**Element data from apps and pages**
# # # # #

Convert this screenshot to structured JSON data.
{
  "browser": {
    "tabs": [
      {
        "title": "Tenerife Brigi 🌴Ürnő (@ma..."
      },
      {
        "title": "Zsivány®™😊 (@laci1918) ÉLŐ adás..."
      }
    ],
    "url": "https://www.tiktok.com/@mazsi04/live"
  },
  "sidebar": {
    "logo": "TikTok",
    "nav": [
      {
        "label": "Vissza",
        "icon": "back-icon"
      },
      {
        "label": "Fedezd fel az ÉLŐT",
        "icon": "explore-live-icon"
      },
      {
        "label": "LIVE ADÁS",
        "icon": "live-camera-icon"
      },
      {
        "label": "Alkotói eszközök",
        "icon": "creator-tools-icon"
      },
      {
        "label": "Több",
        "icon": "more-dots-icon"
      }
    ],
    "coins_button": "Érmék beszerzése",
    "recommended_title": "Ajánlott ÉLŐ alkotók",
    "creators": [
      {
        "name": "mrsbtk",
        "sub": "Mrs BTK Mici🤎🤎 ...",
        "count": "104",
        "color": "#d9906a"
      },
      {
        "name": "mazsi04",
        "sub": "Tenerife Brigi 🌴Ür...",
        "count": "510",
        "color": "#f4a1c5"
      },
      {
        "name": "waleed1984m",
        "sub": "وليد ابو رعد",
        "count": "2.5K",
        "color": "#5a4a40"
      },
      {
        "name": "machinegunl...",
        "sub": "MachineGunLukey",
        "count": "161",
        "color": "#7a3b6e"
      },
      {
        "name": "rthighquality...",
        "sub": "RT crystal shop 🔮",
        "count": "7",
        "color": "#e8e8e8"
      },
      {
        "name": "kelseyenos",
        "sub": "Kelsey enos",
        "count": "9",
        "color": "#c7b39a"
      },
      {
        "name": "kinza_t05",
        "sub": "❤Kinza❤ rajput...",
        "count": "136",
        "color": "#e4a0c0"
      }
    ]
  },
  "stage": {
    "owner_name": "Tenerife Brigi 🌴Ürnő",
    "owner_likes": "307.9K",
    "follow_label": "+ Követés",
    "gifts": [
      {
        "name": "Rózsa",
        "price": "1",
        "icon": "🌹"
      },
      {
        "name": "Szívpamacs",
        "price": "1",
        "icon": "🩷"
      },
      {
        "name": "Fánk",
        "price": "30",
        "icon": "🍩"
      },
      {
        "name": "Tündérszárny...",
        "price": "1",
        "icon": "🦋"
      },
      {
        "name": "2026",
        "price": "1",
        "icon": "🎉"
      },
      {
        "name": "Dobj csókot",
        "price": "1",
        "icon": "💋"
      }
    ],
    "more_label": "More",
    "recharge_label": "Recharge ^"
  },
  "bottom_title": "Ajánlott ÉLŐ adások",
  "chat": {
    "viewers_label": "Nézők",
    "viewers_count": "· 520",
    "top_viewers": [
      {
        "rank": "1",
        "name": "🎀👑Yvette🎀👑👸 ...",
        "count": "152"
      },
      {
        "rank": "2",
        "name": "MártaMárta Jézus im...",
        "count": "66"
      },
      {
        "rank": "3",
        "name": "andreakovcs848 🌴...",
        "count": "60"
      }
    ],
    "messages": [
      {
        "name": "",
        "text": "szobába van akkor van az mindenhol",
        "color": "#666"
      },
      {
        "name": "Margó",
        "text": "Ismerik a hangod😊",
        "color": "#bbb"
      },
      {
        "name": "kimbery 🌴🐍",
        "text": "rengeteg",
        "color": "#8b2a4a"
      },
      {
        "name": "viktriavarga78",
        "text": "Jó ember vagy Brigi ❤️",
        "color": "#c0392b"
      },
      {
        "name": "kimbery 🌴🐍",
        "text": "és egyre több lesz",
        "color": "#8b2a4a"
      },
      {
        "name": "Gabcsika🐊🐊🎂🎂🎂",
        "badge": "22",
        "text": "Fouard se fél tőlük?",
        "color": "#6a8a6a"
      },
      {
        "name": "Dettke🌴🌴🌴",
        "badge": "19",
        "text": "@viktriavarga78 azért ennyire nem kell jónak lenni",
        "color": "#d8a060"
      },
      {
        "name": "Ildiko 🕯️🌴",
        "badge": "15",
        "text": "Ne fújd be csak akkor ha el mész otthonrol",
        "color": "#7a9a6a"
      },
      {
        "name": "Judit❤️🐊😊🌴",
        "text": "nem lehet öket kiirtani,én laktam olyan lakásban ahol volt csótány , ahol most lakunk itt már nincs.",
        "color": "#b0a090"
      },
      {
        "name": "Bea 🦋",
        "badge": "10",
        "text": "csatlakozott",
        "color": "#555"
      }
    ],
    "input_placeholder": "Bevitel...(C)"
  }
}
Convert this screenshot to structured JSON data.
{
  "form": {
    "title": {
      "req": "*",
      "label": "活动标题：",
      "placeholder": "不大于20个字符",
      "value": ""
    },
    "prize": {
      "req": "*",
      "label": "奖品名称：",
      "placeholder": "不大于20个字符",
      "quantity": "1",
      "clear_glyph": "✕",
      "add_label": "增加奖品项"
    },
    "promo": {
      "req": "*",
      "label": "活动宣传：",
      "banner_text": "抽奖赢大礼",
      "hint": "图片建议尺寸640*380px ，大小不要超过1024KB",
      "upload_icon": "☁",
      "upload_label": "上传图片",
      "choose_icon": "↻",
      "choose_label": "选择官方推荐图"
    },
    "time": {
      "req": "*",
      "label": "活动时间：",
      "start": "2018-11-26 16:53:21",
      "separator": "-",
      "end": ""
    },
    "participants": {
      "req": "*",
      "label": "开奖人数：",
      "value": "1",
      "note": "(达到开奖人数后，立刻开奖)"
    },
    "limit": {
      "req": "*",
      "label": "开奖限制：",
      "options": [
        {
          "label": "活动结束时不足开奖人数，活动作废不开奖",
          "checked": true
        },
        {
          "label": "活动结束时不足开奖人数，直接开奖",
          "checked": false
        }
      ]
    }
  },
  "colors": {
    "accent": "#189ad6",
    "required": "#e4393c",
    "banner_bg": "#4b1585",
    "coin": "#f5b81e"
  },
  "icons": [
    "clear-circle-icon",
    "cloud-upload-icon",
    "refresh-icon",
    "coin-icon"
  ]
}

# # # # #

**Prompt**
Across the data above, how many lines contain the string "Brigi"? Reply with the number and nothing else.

**Response for this exercise**
4